Saved data entries
------------------------------------------------------------

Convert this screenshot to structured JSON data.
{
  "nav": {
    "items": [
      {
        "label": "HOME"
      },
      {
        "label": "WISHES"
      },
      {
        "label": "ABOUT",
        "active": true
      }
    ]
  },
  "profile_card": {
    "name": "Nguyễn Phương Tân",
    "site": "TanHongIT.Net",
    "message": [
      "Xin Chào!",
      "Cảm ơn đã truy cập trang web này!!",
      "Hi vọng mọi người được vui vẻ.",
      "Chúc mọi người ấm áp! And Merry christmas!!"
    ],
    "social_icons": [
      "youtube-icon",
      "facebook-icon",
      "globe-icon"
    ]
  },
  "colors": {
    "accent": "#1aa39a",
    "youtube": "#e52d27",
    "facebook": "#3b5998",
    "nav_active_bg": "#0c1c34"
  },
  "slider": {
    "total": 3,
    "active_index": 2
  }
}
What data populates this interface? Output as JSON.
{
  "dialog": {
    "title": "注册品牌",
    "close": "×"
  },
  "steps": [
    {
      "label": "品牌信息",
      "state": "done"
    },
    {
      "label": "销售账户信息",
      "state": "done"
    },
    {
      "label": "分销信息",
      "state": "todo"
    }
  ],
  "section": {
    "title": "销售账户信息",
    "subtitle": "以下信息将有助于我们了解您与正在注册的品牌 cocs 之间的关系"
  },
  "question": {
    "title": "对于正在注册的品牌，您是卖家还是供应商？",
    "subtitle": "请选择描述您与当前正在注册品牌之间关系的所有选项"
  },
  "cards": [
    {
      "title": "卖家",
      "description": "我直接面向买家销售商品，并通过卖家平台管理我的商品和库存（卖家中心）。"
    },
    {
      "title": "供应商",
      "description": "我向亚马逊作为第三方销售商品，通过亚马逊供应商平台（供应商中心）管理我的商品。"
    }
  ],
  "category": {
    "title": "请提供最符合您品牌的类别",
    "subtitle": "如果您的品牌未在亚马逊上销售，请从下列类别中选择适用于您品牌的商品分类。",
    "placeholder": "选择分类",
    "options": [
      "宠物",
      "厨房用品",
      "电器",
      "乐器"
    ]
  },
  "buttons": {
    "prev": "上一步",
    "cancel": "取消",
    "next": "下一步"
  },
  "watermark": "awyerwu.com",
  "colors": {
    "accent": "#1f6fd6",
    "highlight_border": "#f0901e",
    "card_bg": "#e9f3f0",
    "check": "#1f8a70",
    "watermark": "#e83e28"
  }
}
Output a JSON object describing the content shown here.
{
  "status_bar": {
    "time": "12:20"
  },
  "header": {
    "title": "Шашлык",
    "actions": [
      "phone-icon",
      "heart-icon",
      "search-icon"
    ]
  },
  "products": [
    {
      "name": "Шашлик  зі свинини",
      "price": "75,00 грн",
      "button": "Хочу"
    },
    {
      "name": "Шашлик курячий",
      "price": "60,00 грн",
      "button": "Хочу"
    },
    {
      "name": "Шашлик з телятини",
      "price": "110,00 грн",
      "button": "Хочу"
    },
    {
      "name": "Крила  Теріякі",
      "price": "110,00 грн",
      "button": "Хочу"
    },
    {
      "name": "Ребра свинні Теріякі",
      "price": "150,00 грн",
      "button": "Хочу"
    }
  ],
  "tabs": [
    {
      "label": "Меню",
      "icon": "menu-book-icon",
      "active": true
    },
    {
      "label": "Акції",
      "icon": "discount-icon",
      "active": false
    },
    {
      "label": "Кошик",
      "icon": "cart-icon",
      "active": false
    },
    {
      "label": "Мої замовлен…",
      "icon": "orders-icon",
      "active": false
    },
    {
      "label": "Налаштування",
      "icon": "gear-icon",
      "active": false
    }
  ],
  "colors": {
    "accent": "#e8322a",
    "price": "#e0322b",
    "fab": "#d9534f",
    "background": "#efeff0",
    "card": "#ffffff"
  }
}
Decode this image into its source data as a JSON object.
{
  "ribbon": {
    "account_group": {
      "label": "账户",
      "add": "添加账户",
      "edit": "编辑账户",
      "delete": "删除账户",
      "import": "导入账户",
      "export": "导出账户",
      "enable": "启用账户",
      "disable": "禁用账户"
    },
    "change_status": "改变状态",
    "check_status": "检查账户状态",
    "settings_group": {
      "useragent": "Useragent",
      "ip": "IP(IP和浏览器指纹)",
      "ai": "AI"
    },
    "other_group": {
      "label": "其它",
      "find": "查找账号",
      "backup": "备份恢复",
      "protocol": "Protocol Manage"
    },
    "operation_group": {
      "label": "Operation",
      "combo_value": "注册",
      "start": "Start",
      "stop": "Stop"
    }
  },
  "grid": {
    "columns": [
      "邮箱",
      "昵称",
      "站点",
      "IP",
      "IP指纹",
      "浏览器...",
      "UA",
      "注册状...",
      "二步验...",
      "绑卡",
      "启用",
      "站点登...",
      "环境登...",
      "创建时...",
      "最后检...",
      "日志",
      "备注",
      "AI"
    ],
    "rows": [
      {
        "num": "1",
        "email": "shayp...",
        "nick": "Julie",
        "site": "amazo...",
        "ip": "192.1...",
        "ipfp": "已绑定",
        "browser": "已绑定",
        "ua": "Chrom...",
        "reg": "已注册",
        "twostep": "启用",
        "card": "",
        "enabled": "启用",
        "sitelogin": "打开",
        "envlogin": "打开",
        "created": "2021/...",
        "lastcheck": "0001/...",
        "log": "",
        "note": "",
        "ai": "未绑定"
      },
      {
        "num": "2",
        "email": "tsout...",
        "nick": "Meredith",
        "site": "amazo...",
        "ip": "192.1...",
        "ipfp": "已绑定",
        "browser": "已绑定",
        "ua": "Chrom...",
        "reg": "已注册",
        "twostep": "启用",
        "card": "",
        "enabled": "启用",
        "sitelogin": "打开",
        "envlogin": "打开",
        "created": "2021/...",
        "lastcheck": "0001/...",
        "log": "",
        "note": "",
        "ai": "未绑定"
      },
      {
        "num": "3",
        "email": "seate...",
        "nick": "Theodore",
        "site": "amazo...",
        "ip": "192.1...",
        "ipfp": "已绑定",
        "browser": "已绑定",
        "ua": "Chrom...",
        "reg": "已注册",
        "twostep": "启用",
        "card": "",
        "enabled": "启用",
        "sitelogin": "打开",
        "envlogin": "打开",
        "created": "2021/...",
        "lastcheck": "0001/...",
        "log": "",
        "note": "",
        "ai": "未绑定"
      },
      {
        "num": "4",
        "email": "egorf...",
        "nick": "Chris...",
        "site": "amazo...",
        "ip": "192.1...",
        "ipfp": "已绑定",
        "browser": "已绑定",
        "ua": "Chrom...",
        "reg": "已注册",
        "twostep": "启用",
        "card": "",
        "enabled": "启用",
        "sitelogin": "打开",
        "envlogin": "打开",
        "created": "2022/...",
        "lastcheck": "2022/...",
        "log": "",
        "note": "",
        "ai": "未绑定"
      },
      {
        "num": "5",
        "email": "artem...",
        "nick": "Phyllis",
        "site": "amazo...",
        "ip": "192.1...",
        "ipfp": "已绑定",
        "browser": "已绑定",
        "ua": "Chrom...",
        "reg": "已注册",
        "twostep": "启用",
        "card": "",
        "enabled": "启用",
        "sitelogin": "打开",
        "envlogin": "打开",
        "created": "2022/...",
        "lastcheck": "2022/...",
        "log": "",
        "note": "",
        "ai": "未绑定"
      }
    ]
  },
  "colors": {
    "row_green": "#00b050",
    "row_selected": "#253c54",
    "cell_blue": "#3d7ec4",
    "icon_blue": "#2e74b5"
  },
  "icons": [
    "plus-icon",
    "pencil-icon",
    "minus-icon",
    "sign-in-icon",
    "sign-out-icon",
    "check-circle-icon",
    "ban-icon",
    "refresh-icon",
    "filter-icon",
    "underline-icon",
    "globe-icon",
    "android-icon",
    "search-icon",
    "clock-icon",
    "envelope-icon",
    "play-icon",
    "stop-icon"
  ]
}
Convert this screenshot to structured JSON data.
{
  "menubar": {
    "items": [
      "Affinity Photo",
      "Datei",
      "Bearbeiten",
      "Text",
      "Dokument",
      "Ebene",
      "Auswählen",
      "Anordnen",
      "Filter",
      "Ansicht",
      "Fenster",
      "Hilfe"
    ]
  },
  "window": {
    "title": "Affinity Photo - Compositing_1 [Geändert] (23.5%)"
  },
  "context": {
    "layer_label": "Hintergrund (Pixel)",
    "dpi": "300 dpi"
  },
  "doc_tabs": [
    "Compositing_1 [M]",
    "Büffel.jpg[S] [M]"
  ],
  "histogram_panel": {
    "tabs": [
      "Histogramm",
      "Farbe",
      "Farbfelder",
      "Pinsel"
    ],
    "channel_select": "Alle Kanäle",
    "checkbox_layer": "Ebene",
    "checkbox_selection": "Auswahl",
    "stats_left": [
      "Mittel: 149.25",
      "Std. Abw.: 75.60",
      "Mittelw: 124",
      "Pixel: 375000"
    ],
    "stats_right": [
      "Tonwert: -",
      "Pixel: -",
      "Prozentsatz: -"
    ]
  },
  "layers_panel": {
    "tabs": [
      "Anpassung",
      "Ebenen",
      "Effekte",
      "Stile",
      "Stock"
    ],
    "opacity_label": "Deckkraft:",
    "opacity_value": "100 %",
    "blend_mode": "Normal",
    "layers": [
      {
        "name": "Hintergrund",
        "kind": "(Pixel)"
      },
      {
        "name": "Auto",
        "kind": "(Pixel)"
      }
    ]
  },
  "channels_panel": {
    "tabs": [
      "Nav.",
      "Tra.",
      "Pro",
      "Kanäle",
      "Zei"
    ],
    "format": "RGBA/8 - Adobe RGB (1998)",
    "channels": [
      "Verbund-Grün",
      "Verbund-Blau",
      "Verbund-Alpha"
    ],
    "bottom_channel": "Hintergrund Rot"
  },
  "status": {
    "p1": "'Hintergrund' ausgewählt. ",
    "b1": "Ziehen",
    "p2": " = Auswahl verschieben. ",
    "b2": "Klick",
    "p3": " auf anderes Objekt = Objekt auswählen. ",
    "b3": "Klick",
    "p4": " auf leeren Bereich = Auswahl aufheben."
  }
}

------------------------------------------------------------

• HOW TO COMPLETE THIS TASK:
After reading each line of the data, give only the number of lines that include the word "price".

• THE COMPLETED TASK:
6